Natasha Richardson, an actress, died yesterday from a head injury sustained on the beginner's slope while taking a skiing lesson at a ski resort in Quebec, Canada. It shows how fragile we are, doesn't it? A simple fall, she was seemingly fine until an hour or so later. Then she collapsed, slipped into a coma, became brain dead and died. All within three days.
This has elicited a lot of talk on the TV about helmets and the need for them when a head injury is possible while pursuing some activity. That does make sense to me. Skiing is dangerous, you do fall, and head injuries are quite possible. One would think that helmets would be mandatory when taking lessons. Especially if one is first learning, as it is implied by the reports on Ms Richardson.
It also got me thinking about all the head injuries I have sustained throughout my years. Any reports that I was dropped on my head as a baby cannot be verified as no one in the family would ever admit to these.
The first one I recall was when my brother threw a small rock at me as I was walking away from him. I was 4, I believe. It hurt, but not badly, broke the skin and there was some bleeding. My mother held a pad to my head then had me hold it until the bleeding stopped and nothing more happened. No concussion, no coma, no brain damage (that anyone is aware of).
The next one of note was when I was fifteen. I was walking home one afternoon from school and I coerced a younger (smaller) kid to give me a ride on his bicycle. There are a few ways to do this: Sit on the seat dangling your feet while the peddler stands in front of you and pedals, Sit sidesaddle on the handlebars, and sit on the handlebars using the axle nuts on the front wheel for footpegs.

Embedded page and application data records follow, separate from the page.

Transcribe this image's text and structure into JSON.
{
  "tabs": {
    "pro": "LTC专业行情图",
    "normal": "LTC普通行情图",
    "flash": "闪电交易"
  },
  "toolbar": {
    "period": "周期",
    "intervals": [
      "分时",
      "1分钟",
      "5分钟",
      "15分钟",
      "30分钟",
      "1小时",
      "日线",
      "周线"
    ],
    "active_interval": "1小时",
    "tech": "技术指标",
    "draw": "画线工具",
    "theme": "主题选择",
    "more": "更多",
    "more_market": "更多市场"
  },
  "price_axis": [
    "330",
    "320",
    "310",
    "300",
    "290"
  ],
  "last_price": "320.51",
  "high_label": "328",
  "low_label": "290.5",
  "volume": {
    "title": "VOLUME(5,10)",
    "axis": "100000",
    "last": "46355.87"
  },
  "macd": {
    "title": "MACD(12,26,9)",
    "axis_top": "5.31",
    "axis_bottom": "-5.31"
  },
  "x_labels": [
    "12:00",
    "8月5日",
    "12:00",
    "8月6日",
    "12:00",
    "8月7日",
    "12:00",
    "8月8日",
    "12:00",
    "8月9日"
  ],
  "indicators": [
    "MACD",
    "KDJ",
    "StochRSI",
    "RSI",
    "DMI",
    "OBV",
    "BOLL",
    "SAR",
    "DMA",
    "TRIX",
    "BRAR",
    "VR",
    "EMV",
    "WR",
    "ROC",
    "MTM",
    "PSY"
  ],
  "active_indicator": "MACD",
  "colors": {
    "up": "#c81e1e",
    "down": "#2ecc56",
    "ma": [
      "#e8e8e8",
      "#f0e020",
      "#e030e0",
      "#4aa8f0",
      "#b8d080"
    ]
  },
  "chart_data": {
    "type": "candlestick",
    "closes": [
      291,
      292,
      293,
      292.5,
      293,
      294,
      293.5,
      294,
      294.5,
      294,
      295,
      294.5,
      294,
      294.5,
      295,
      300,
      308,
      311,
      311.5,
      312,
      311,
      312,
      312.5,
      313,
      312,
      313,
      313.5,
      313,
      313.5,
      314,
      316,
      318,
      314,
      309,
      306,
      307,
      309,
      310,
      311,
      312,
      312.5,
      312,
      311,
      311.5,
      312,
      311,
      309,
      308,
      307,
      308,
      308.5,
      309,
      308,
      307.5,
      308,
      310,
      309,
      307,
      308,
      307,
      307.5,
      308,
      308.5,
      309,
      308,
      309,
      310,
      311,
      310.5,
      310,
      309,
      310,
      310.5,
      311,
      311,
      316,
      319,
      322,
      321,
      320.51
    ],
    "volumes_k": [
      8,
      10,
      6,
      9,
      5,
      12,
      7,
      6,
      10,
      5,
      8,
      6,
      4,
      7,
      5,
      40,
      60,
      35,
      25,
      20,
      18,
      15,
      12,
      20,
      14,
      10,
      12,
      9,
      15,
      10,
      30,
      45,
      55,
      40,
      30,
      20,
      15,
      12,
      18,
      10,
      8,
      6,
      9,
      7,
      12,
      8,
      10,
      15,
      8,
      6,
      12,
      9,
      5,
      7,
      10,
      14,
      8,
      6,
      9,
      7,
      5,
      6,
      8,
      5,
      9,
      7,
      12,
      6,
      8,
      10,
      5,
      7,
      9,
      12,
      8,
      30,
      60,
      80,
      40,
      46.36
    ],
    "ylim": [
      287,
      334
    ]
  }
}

I chose the last option. We went along just fine for about a block when the toe of my shoe caught in the spokes and we tumbled forward. I mean the front wheel stopped and the back of the bike came up and I landed directly on my head on the sidewalk. No blood this time, no concussion, no known brain injuries.
The next, and last, one of note requires a little background information. When surfing, there is something that occasionally happens called "pearling". It's short for "pearl diving" and means the nose of the surfboard was forced down into the water at the base of the wave. The result of this is the surfer gets separated from the board, staying in the water, while the board pops back up out of the water. In most cases, where the waves are smallish, the board only pops up a few feet at most. When the waves are larger, the board can pop up quite high and come down rather hard on whatever is below. Some of this is avoided by the use of "leashes" where the board is connected to the surfer's ankle. We did not have leashes in my day, the boards were much bigger and no one had thought of these things.

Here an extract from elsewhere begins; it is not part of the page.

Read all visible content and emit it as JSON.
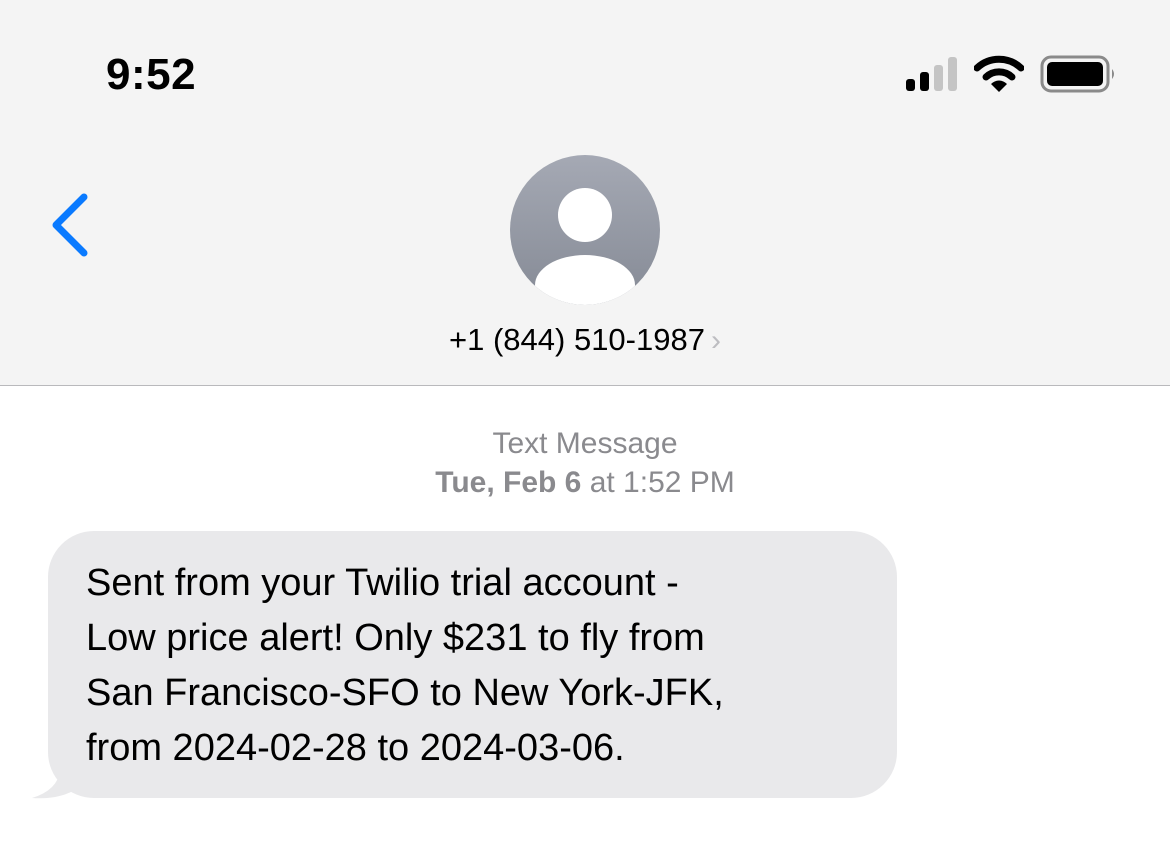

We also did not have surf helmets then. Nor was it likely any of us would have worn them if we had. In any case, we had some decent surf one day and the waves were fair sized, about 6 foot. I pearled on one especially strong one and found myself underwater and no longer attached to my board. Usually, you can just relax and float to the surface to find your board had already come down a few feet away. And this is what I did. Except just as I began to break the surface, the board came down edge-wise square on the top of my head. The force pushed me back down into the water a good two feet or so and, basically, "rang my bell."
I continued surfing the rest of the day. No concussion, no apparent brain damage.
The last one of note happened in the Navy and involved a hatchway. There are two kinds of hatchways; one vertical, one horizontal. Horizontal ones are the ones are accesses between decks, vertical ones are accesses through bulkheads (walls). I had been on liberty (in Sasebo, Japan, I think) and had been drinking, heavily, as I was wont to do in those days. After returning to the ship, a few of us sat on the mess deck eating some moldy bread with some purloined peanut butter and telling jokes or lying about our exploits on liberty.
I got up to stagger to my compartment where I intended to pass out for a few hours before reveille and headed for the hatchway. Normally, one steps over the bottom of the hatchway and ducks through the opening since these opening are about 5 feet in height and start about a foot from the floor. Instead, I placed one foot firmly on the bottom and stood up within the opening slamming my bean on the upper edge. I promptly sat down while I listened to the bells ringing in my head and the laughter of my shipmates. I then got up, made it down to my compartment, managed to pass out in my rack (bed) until the next morning. Again, no coma, no concussion, no known brain damage.
It is the luck of the draw, I suppose, and you may never know.
A Night Unremembered
6 years ago